A sheriff's decision not to jail a 60-year-old paedophile has provoked
a public outcry on the island of Harris where the man is now living.
Thomas Maxwell, a Jehovah's Witness for more than
30 years, was sentenced to three years probation and 240 hours community service for sex offences against a 12-year-old. His
name will also be added to the sex offenders' register.
At Alloa Sheriff Court, Sheriff William Reid said his decision not to impose
a prison sentence had been influenced by Maxwell's voluntary exile to a remote part of the Western Isles. But the residents
of Leverburgh in Harris where Maxwell is now living are outraged.
Community council secretary John Mitchell said people would be horrified

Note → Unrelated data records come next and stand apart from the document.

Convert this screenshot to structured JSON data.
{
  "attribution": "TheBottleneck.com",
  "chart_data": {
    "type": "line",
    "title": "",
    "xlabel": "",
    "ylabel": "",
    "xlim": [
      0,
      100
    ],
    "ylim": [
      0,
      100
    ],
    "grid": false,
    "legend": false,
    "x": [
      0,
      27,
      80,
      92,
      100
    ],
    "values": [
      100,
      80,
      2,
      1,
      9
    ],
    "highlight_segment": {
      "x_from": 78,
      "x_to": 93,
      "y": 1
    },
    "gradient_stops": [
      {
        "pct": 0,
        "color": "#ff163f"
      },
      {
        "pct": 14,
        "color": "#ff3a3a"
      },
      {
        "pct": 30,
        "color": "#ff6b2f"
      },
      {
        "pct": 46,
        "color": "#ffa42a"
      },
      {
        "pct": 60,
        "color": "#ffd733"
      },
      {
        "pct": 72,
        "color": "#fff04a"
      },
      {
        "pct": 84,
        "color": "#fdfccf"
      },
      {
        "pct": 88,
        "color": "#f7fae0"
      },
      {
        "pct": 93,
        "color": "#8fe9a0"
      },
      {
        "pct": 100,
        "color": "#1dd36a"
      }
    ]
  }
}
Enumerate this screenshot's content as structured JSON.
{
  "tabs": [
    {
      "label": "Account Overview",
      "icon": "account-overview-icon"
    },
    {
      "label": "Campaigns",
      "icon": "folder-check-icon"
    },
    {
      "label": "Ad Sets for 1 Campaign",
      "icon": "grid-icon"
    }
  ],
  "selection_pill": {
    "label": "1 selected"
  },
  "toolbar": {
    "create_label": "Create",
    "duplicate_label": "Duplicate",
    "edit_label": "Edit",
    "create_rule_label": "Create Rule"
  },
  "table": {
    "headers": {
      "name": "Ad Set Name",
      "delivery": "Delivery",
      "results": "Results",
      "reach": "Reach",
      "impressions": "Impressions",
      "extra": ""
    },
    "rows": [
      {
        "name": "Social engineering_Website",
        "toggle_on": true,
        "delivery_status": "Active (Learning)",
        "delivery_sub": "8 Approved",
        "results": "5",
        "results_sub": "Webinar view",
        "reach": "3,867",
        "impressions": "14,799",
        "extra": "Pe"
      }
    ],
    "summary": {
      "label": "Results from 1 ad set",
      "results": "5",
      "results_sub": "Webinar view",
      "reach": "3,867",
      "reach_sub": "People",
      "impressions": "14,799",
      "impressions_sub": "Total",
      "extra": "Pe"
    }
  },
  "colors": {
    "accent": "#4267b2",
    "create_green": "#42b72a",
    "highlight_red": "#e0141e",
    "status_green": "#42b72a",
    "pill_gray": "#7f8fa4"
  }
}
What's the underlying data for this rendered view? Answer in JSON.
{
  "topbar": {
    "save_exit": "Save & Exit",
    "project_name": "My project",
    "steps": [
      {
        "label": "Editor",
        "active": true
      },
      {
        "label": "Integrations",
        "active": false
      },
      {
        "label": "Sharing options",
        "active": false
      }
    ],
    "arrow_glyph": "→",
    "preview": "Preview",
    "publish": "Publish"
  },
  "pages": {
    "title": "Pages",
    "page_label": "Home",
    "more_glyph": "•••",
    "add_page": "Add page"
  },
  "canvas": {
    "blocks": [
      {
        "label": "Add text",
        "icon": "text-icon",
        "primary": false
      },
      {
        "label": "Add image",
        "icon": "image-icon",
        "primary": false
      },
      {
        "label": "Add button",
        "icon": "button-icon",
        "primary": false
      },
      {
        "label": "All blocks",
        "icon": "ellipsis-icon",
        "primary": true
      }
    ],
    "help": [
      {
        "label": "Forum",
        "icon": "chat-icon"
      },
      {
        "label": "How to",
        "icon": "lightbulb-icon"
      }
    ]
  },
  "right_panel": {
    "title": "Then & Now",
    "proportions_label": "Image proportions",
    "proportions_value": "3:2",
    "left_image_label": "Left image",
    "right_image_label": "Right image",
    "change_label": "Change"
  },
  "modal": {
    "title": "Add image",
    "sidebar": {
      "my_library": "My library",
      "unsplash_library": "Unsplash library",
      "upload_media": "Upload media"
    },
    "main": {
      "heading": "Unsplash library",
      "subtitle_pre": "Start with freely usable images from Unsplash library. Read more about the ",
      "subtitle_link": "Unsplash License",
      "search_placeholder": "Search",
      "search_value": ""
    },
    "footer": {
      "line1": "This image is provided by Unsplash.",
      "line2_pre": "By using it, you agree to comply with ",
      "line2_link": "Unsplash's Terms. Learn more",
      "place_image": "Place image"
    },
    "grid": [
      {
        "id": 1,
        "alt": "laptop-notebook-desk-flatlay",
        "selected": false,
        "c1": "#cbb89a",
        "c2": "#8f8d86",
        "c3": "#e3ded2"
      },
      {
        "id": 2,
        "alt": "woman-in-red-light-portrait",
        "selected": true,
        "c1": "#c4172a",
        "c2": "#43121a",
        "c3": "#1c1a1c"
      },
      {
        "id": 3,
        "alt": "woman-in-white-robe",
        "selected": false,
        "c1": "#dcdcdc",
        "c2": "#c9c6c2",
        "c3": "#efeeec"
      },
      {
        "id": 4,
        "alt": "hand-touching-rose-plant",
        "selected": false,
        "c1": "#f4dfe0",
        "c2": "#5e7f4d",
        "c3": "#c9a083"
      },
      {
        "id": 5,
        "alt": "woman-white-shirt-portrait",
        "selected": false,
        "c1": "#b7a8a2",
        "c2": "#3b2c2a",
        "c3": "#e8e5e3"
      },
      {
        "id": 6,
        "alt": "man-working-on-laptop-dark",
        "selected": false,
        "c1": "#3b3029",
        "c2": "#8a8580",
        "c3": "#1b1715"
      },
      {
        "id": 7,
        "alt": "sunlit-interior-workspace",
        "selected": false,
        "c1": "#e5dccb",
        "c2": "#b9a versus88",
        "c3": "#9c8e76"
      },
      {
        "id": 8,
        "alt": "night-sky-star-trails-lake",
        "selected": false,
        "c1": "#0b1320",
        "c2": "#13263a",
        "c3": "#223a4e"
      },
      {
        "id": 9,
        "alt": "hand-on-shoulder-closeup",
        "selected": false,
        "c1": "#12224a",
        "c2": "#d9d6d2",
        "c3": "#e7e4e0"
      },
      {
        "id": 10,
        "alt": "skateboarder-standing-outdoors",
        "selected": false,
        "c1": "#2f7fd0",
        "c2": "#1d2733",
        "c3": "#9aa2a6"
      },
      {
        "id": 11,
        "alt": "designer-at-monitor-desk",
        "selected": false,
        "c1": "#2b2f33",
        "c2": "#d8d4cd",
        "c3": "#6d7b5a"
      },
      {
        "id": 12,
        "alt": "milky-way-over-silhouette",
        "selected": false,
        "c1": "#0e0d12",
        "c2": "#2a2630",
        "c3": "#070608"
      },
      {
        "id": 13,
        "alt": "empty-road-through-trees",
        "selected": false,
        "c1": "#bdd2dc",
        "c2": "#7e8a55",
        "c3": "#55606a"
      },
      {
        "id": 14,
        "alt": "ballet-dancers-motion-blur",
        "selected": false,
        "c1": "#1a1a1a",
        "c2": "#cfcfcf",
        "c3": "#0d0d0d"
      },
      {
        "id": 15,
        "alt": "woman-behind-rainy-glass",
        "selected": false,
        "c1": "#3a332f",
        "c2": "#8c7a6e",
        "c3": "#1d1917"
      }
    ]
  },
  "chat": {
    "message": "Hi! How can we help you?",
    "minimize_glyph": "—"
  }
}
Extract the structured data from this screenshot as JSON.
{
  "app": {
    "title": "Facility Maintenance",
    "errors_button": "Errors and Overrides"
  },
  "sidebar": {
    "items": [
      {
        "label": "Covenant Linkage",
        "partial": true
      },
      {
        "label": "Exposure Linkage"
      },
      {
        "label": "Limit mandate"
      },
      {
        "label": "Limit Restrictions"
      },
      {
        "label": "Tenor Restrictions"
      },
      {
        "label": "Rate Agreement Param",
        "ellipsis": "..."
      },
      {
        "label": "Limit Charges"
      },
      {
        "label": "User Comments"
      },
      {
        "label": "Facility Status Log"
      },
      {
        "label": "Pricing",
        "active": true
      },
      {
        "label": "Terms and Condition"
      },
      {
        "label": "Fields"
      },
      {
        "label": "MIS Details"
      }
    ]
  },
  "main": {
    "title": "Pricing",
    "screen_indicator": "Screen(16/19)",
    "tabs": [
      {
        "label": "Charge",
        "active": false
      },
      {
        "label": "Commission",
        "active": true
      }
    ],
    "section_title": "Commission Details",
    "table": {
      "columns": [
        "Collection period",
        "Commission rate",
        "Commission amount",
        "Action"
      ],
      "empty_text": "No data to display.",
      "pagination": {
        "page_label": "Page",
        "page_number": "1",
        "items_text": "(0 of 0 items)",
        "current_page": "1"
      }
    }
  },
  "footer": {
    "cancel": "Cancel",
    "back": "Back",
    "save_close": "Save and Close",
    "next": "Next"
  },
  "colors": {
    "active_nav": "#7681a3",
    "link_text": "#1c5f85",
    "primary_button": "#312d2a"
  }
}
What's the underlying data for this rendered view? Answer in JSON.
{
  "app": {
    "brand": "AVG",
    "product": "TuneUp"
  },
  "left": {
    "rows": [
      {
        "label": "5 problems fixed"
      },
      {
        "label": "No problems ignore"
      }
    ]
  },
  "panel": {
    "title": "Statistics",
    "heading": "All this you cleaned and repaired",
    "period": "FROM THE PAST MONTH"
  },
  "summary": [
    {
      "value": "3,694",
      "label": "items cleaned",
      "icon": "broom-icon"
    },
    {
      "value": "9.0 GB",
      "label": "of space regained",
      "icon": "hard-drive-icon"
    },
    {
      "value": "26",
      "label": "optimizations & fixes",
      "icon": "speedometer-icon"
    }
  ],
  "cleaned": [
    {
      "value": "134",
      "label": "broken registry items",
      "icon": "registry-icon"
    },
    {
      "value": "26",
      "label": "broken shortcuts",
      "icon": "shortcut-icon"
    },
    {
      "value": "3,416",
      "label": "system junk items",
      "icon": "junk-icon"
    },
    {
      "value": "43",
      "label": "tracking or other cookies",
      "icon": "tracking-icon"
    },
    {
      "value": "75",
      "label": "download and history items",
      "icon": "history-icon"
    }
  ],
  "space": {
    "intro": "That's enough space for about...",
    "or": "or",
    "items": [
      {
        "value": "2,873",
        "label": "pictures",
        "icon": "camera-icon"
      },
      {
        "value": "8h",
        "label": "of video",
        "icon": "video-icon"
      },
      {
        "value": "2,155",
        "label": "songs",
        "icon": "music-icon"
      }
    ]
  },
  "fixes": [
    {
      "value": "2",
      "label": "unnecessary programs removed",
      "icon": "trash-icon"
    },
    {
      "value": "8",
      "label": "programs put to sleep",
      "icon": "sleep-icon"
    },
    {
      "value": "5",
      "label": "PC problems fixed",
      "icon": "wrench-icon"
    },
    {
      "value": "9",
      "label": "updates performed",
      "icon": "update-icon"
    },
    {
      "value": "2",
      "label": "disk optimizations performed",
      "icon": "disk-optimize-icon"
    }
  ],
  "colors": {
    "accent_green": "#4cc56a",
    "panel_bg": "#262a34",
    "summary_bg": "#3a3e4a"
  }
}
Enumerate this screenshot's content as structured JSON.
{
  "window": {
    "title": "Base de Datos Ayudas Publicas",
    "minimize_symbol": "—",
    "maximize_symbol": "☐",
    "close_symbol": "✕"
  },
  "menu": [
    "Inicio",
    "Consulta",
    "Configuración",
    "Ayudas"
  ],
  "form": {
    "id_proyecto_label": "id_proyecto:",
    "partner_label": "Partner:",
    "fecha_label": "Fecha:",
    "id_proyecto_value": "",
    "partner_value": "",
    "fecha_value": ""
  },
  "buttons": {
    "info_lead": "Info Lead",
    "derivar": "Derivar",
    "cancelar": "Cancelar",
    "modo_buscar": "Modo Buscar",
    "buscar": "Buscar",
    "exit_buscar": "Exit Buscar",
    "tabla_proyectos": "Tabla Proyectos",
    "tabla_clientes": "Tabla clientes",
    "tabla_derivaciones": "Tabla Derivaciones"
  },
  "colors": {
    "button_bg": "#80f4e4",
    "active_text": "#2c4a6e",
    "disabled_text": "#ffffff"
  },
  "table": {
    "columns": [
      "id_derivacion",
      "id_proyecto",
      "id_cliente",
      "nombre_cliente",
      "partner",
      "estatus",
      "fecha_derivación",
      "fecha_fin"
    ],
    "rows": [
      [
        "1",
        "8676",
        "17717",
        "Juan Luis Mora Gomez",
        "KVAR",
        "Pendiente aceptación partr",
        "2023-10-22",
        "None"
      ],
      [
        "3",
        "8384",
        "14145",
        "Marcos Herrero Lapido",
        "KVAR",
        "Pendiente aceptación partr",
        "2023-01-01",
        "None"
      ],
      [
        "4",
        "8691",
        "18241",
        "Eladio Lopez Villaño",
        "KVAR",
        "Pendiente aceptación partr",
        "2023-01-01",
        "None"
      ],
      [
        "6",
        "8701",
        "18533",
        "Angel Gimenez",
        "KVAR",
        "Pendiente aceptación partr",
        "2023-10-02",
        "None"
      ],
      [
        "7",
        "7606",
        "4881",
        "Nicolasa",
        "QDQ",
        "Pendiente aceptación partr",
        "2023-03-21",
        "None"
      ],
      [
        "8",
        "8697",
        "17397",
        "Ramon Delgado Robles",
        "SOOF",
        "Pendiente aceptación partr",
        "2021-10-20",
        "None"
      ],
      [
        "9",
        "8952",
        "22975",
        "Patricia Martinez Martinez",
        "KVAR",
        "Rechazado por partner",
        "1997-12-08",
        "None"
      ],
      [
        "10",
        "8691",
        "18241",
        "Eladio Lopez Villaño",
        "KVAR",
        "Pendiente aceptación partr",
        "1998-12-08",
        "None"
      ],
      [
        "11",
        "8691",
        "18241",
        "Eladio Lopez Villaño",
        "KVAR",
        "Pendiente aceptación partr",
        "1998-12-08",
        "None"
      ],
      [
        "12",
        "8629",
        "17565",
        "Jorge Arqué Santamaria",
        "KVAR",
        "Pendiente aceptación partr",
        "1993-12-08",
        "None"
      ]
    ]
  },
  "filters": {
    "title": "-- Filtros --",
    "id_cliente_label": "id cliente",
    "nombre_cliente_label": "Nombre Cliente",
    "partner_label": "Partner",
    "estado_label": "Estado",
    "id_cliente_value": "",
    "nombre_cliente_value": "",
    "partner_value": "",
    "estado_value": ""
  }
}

and that children on the island needed protection from Maxwell.
But Sheriff Reid, who described the offences against the girl as "thoroughly
nasty", said: "If I were to send you to prison the maximum period you could spend there would be three months, and then you
would be released back into the community without any supervision whatsoever.
I doubt whether such a short period of imprisonment would benefit you or society as a whole. It
is better for the community that you be kept under prolonged supervision. I
also take into account that you have voluntarily exiled yourself to some remote part of the Western Isles."
Maxwell was living in Woodlea Park, Sauchie, near Alloa, at the time of the offences. He was found guilty
at Alloa Sheriff Court in June on two counts of behaving with shameless indecency.
His victim, now 17, broke down in loud sobs as the sentence was read out. She shouted "animal" as Maxwell was led
quickly from the dock. As he left the building, members of the Alloa congregation of Jehovah's Witnesses
Robert Millan, a church elder, said Maxwell would be summoned before the church's judicial committee and could
be dismissed from the movement.
The girl's father said: "This man betrayed our trust and ruined our family life.
Huge Personal Loss
"He should be disfellowshiped and no longer regarded as a brother in the Christian congregation until such time
as he shows true repentance, and I don't think he's very likely to do that."
Defence lawyer, April Campbell, said Maxwell had suffered "huge personal loss" as a result of the case.
She said: "His life has been irrevocably shattered. His marriage has broken down, he has been rejected by his family,
and he has been rejected by the congregation of the church of which he was a member for 30 or so years.
"He has suffered severe psychological difficulties and depression and it is inconceivable that he should find himself
in a position to re-offend."
Miss Campbell added: "He feels a great and terrible shame and recognizes the possibility of psychological harm
to his victim."